We had the good fortune of connecting with Alyssa Healy and we’ve shared our conversation below.
Hi Alyssa, why did you pursue a creative career?
For as long as I can remember since being able to hold a pencil, all I’ve ever wanted to do was draw pictures. It was just something that naturally clicked for me. I’ve dabbled in a few different hobbies growing up, but drawing, painting, and crafting always stuck with me. I could never imagine myself doing anything but that in the long term.
I’m blessed to have family that saw my potential to be great at art and encouraged me to go further. I’ve always felt like my mom, older sister, and grandma in particular have always wanted to see me grow as an artist from day 1, so there weren’t many times where I felt like it wasn’t a valid career choice. My grandma in particular was a living example that art could be profitable. Every time I visited her, we would always draw or paint together, and she would tell me about the pieces she was working on and who they were going to.
Once I truly started using social media, it became abundantly clear that artists were able to make a living off of their work. That meant it was possible for me, too.
Please tell us more about your work. We’d love to hear what sets you apart from others, what you are most proud of or excited about. How did you get to where you are today professionally. Was it easy? If not, how did you overcome the challenges? What are the lessons you’ve learned along the way. What do you want the world to know about you or your brand and story?

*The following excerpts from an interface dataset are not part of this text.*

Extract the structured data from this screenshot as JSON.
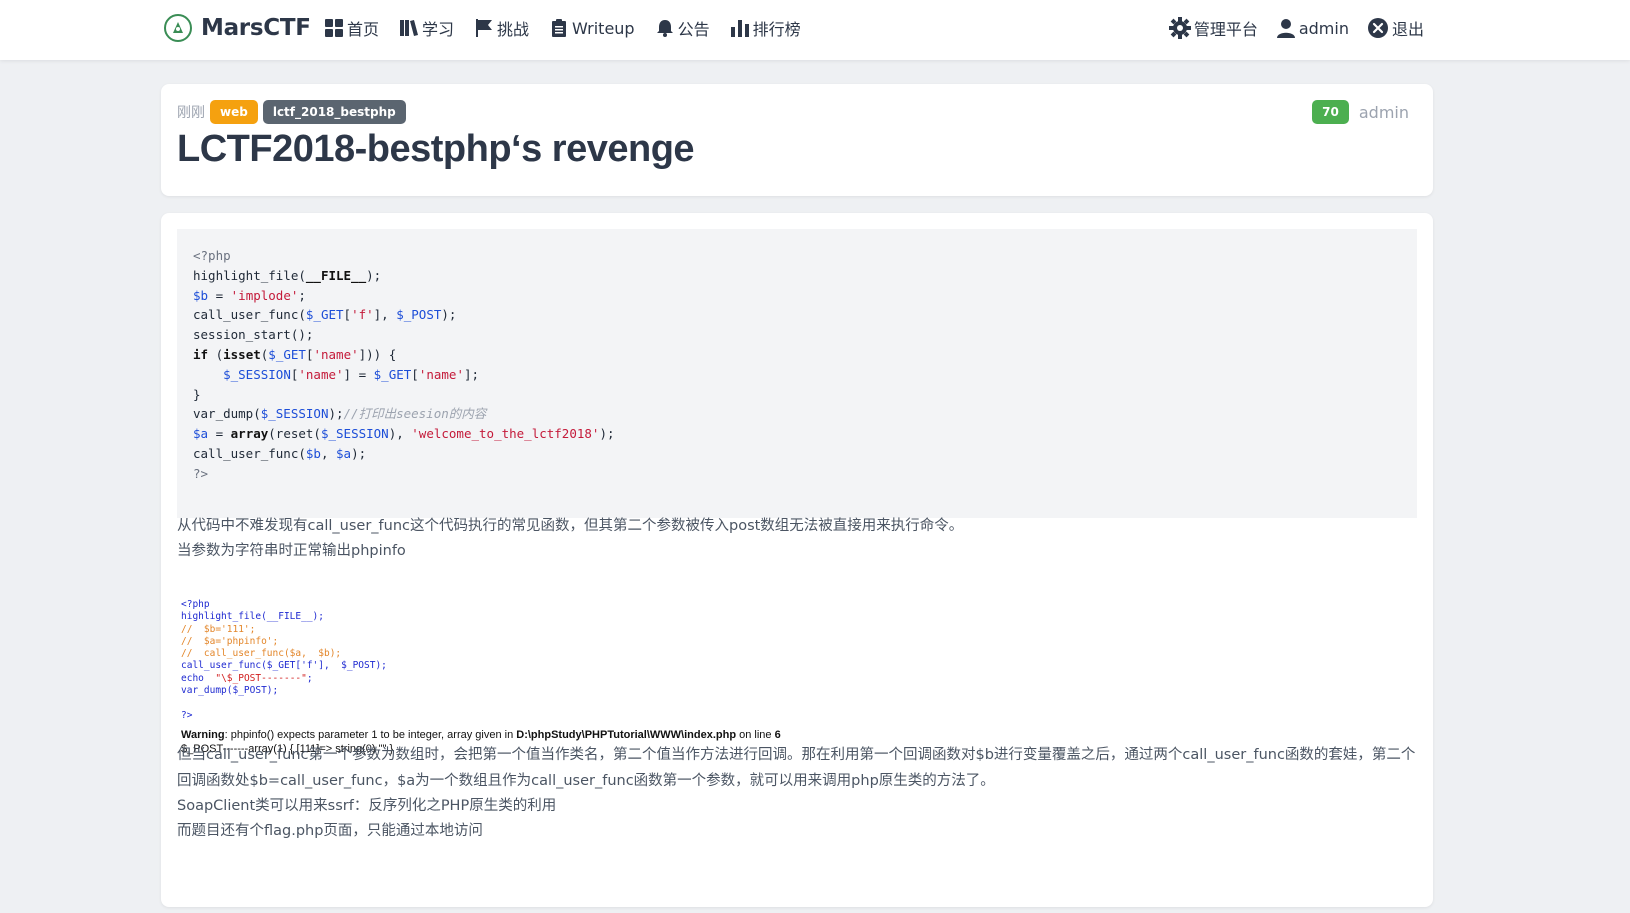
{
  "nav": {
    "brand": "MarsCTF",
    "left": [
      {
        "label": "首页",
        "icon": "grid-icon"
      },
      {
        "label": "学习",
        "icon": "book-icon"
      },
      {
        "label": "挑战",
        "icon": "flag-icon"
      },
      {
        "label": "Writeup",
        "icon": "clipboard-icon"
      },
      {
        "label": "公告",
        "icon": "bell-icon"
      },
      {
        "label": "排行榜",
        "icon": "bar-chart-icon"
      }
    ],
    "right": [
      {
        "label": "管理平台",
        "icon": "gear-icon"
      },
      {
        "label": "admin",
        "icon": "user-icon"
      },
      {
        "label": "退出",
        "icon": "close-circle-icon"
      }
    ]
  },
  "post": {
    "time": "刚刚",
    "tags": [
      "web",
      "lctf_2018_bestphp"
    ],
    "score": "70",
    "author": "admin",
    "title": "LCTF2018-bestphp‘s revenge"
  },
  "paragraphs": {
    "p1": "从代码中不难发现有call_user_func这个代码执行的常见函数，但其第二个参数被传入post数组无法被直接用来执行命令。",
    "p2": "当参数为字符串时正常输出phpinfo",
    "p3": "但当call_user_func第一个参数为数组时，会把第一个值当作类名，第二个值当作方法进行回调。那在利用第一个回调函数对$b进行变量覆盖之后，通过两个call_user_func函数的套娃，第二个回调函数处$b=call_user_func，$a为一个数组且作为call_user_func函数第一个参数，就可以用来调用php原生类的方法了。",
    "p4": "SoapClient类可以用来ssrf：反序列化之PHP原生类的利用",
    "p5": "而题目还有个flag.php页面，只能通过本地访问"
  },
  "screenshot_text": {
    "warning_label": "Warning",
    "warning_msg": ": phpinfo() expects parameter 1 to be integer, array given in ",
    "warning_path": "D:\\phpStudy\\PHPTutorial\\WWW\\index.php",
    "warning_line_label": " on line ",
    "warning_line": "6",
    "dump": "$_POST-------array(1) { [111]=> string(0) \"\" }"
  }
}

By the time I was in 5th grade, I had already made up my mind that I wanted my future to be in an artistic field. I was still experimenting with different things like animation, fashion design, and even film production at the time, so my options felt vast. By the time I entered middle school, I knew that I wanted to do something where I could just draw/paint my own scenes and characters. I did a lot of practice and studying in my free time about anatomy, color, and different drawing techniques. This was also around the time where I started to seriously post my work on Instagram and keep up with other contemporaries on the internet. I found out about artists having their own merchandise shops and monthly subscription services like Patreon, or taking commissions. It finally clicked to me that making money from my creative work was actually very feasible.
However, when I got to high school, I began to have slight doubts about the chances of me being a successful working artist. I was suddenly exposed to other students that seemed to be miles ahead of me; I felt so small. I went through some tough phases where I felt like I couldn’t produce anything unless it was perfect, or that no one was going to want to buy my work. I’m very fortunate to have met my art teacher, Mrs. Sahirah Dean, at just the right time in my artistic journey. She is the teacher that I am personally the closest with. She’s offered me plenty of guidance and support to try new things without the fear of failure clouding my vision. I felt like I was finally starting to improve again after a creative rut.
Nowadays, I truly feel I have not only developed my technical skill set, but my creative voice as well. Much of my work is very recognizable as my own unique style inspired by my interests and experiences. Taking AP level art classes has given me the opportunity to truly dive deep into the themes I want to portray in my serious work, such as the importance of mental health. Even in my not so serious pieces, there are still bits of me that you can pinpoint, such as my signature pastel color palette, or the way I draw eyes. A lot of my current inspiration comes from really “girly” and childish aesthetics, anime, and nature. I used be interested in doing more realistic portrayals of people, but now I find doing that kind of work a little boring. It’s heartwarming to know that there are people who find pieces of their own interests in my work.
Any places to eat or things to do that you can share with our readers? If they have a friend visiting town, what are some spots they could take them to?
I’m actually not too brushed up on all the hot spots of Atlanta yet! I do have some go-to comfort spots I enjoy, though. I would of course recommend a visit to the aquarium or the High museum. I also just enjoy walking through midtown and stumbling into random stores and eateries that look interesting. Six Flags is a good place to have fun. Another fun spot I like that’s a little more niche is Skate Along USA. I love the vibes there; it just reminds me so much of childhood, and everyone is always having a good time skating to good music. But really in all honesty, we would probably both just find some new place to try together since I don’t know too many.
Shoutout is all about shouting out others who you feel deserve additional recognition and exposure. Who would you like to shoutout?
I credit a lot my artistic success to my supportive family members, such as my mom and older sister, who have always encouraged me to think outside of the box and continue doing my own thing. I also hold a lot of respect for my art teachers, especially Mrs. Sahirah Dean, for offering me guidance and space to foster my growth as an artist.